The PAMINA project (Performance Assessment Methodologies in Application to Guide the Development of the Safety Case) aimed to improve and develop a common understanding of integrated performance assessment (PA) methodologies for disposal concepts for spent fuel and other long-lived radioactive wastes in a range of geological environments.
It was part of the Sixth Framework Programme of the European Commission. It brought together 25 organisations from ten European countries and one EC Joint Research Centre to improve and harmonise the methodologies and tools for demonstrating the safety of deep geological disposal.


Project Dates: 01/10/2006 – 301/09/2009

Project Status: Finished

Project Website: http://www.ip-pamina.eu

The PAMINA project aimed to develop an understanding of the uncertainties associated with Performance Assessment (PA) methodologies used by a wide range of organisations across the EU.  Historically, safety case development compared safety assessment results against dose and risk criteria set by regulators.  More recently, safety cases have introduced a wider range of safety indicators upon which to build confidence in the long-term safety of repository designs.  These wider safety indicators can help to communicate the demonstration of safety, when discussing these issues with both technical and lay audiences.

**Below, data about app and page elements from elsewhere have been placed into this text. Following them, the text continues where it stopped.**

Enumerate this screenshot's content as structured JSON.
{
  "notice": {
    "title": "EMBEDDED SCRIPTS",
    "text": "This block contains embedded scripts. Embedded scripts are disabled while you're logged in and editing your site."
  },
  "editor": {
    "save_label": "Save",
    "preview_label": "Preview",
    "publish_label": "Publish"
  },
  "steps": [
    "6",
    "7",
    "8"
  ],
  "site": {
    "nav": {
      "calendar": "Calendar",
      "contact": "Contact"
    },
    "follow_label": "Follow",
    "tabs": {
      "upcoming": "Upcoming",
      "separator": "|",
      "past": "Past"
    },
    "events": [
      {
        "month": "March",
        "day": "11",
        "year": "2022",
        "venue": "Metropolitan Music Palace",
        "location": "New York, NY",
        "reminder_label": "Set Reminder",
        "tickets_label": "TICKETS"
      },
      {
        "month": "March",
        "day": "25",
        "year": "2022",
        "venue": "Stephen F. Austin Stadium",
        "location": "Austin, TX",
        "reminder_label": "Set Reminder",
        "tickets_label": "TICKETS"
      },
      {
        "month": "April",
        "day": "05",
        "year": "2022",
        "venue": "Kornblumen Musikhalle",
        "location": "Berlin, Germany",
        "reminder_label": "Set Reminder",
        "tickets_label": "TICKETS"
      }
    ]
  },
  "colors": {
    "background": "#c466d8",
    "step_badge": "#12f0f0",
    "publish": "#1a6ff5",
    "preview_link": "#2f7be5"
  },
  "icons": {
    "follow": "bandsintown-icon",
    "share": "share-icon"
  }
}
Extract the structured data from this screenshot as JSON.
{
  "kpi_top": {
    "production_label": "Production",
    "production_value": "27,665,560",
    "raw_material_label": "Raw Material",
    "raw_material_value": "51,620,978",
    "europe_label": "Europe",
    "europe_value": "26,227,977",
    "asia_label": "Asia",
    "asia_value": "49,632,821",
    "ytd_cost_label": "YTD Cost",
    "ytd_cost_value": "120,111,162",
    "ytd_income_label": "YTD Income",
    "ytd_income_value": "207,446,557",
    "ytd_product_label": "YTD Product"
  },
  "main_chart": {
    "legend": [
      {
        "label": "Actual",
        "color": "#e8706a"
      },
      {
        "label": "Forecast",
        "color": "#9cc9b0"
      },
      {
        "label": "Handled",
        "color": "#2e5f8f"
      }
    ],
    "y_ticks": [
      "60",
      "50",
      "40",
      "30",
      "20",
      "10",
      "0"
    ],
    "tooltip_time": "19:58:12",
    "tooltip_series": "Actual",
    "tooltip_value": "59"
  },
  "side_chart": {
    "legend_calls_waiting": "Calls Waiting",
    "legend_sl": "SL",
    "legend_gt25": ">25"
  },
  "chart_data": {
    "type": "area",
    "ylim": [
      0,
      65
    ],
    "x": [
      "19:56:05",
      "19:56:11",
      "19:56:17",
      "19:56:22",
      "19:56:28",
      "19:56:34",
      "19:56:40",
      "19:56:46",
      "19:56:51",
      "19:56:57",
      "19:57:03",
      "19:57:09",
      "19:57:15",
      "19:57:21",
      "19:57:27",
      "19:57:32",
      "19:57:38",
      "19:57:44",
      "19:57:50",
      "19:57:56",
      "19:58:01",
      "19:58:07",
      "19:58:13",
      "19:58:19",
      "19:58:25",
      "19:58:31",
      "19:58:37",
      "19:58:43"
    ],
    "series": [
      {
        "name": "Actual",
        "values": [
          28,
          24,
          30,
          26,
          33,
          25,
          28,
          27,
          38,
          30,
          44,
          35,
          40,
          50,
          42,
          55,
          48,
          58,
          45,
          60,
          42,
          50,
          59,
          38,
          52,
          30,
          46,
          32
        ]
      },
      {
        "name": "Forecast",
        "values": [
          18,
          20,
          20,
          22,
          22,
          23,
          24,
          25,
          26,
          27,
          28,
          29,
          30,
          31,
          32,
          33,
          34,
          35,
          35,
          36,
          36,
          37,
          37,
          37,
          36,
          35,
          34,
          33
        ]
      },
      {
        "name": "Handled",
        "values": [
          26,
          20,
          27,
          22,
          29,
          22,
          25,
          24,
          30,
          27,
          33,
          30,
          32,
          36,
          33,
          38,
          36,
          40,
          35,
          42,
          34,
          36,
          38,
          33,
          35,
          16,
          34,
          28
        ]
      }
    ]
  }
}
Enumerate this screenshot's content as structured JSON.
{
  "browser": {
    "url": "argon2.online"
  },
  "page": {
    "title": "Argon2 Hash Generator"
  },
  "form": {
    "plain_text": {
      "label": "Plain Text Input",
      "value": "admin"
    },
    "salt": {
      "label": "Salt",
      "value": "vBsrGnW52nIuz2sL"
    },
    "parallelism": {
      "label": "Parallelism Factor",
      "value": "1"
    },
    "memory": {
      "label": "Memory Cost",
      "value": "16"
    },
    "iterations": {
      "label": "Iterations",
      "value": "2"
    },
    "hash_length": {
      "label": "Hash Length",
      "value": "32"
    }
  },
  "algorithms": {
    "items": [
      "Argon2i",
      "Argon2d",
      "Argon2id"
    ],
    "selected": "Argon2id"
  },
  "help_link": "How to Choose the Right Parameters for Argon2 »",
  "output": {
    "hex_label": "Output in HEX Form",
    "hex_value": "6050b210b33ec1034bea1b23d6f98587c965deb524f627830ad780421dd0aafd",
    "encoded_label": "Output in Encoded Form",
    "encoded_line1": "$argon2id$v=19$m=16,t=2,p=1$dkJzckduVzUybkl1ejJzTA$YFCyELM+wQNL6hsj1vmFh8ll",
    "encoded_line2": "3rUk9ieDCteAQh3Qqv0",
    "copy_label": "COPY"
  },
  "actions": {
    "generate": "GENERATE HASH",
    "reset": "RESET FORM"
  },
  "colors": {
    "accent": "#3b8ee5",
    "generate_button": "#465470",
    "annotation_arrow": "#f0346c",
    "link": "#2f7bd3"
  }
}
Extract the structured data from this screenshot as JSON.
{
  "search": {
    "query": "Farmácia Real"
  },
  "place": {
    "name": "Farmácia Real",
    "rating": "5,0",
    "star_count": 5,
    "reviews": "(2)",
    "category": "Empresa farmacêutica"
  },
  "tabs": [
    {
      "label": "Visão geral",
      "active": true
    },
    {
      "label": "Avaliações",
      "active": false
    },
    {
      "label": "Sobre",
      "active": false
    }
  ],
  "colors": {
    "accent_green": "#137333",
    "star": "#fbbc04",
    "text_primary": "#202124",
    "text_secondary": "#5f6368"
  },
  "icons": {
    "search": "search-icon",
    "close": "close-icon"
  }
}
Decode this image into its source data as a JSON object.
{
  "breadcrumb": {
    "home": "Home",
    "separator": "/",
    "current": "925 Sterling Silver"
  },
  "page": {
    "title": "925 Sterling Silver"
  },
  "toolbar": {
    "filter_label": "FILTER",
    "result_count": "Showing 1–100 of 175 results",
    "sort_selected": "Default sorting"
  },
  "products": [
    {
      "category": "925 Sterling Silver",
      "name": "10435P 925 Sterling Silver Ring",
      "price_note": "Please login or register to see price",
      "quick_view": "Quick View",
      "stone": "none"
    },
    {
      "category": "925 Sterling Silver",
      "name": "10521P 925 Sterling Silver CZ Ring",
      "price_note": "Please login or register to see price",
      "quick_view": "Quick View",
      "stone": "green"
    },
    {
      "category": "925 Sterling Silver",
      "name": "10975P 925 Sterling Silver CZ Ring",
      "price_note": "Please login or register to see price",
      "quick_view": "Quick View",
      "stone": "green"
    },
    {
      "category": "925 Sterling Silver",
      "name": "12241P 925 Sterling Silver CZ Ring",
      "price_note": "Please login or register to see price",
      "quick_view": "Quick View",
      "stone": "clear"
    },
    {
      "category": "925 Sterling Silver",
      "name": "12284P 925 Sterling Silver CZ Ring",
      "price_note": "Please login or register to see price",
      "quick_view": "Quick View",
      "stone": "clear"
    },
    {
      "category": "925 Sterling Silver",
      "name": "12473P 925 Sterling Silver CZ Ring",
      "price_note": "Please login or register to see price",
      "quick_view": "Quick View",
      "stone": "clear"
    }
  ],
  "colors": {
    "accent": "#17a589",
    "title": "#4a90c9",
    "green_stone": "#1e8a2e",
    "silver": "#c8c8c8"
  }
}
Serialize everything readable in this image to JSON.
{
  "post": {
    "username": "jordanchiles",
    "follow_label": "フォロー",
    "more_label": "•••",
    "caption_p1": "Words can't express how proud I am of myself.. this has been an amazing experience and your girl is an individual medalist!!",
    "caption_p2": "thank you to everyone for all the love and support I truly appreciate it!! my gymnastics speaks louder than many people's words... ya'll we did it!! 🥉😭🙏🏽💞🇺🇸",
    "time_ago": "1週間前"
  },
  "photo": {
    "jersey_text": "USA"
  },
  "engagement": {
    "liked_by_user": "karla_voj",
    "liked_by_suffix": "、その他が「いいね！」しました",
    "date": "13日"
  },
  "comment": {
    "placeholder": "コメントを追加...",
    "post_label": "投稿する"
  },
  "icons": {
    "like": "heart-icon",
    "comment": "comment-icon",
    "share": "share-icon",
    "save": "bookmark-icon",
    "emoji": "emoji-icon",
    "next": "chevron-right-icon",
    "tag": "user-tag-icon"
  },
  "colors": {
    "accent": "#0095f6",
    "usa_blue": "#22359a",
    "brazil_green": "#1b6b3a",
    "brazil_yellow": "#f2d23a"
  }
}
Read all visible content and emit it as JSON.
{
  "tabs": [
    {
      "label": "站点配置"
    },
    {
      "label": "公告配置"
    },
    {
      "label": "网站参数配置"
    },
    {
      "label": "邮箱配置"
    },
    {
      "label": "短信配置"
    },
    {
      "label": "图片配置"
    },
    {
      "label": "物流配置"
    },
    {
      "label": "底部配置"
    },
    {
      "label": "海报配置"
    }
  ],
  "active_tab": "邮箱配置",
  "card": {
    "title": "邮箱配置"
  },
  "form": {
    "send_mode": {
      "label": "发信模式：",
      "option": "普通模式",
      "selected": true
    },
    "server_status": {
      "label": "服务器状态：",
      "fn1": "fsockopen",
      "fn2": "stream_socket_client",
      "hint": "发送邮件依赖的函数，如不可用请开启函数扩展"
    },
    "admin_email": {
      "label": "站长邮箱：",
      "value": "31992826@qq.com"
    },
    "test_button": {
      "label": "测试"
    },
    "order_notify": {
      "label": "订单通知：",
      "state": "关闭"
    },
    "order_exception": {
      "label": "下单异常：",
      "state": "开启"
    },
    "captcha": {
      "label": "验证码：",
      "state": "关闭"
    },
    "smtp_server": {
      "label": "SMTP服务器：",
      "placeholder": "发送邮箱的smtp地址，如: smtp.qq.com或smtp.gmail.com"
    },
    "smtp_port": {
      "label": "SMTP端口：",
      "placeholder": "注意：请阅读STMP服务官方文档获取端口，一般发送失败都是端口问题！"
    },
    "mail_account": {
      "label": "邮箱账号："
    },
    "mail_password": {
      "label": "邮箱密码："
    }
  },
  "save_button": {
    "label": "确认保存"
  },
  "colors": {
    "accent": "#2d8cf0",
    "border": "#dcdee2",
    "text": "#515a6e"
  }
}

The project provided a methodological and scientific basis for demonstrating the safety of deep geological disposal of such wastes that will be of value to all radioactive waste management programmes irrespective of repository design, and the stage of development that has been reached in the Performance Assessment and Safety Case.

The work was organised into four Research and Technology Development Components in which comprehensive PA methodologies and experiences were used to develop a common understanding.  This included terminology, noted features and processes as well as codes and models.  A catalogue of Features, Events and Processes (FEPs) were considered fundamental to describing all the possible influences on a geological disposal system and the development of scenarios for use in a Performance Assessment.


The main objective of the PAMINA project was to improve and harmonise integrated performance assessment (PA) methodologies and similar tools, for a range of disposal concepts of long-lived radioactive waste and spent fuel, in deep geological environments.  The work within the project was divided into four Research and Technology Development Components (RTDC), with a fifth component designed to promote training, knowledge management and distribution of results.

The scope of the four RTDCs was as follows:

  • RTDC 1 evaluated the state-of-the-art methodologies and approaches needed for assessment of the safety of deep geological disposal, on the basis of a comprehensive review of international practice. This included the identification of any deficiencies in methods and tools.
  • RTDC 2 established a framework and methodology for the treatment of uncertainty during performance assessment (PA), and safety case (SC), development. Guidance on good practice for the communication and treatment of different types of uncertainty, spatial variability, the development of probabilistic safety assessment tools, and techniques for sensitivity and uncertainty analysis, was provided.
  • RTDC 3 developed methodologies and tools for integrated PA for various geological disposal concepts. This work included the development of PA scenarios, PA approach to gas migration processes, PA approach to radionuclide source term modelling and for safety and performance indicators.
  • RTDC 4 conducted several benchmark exercises on specific processes, in which quantitative comparisons were made between approaches that rely on simplifying assumptions and models, and those that rely on very complex models.

There were 32 deliverables associated with the work, but the principal deliverable was the European Handbook of Safety Assessment Methods for Geological Repositories, which was issued in two parts.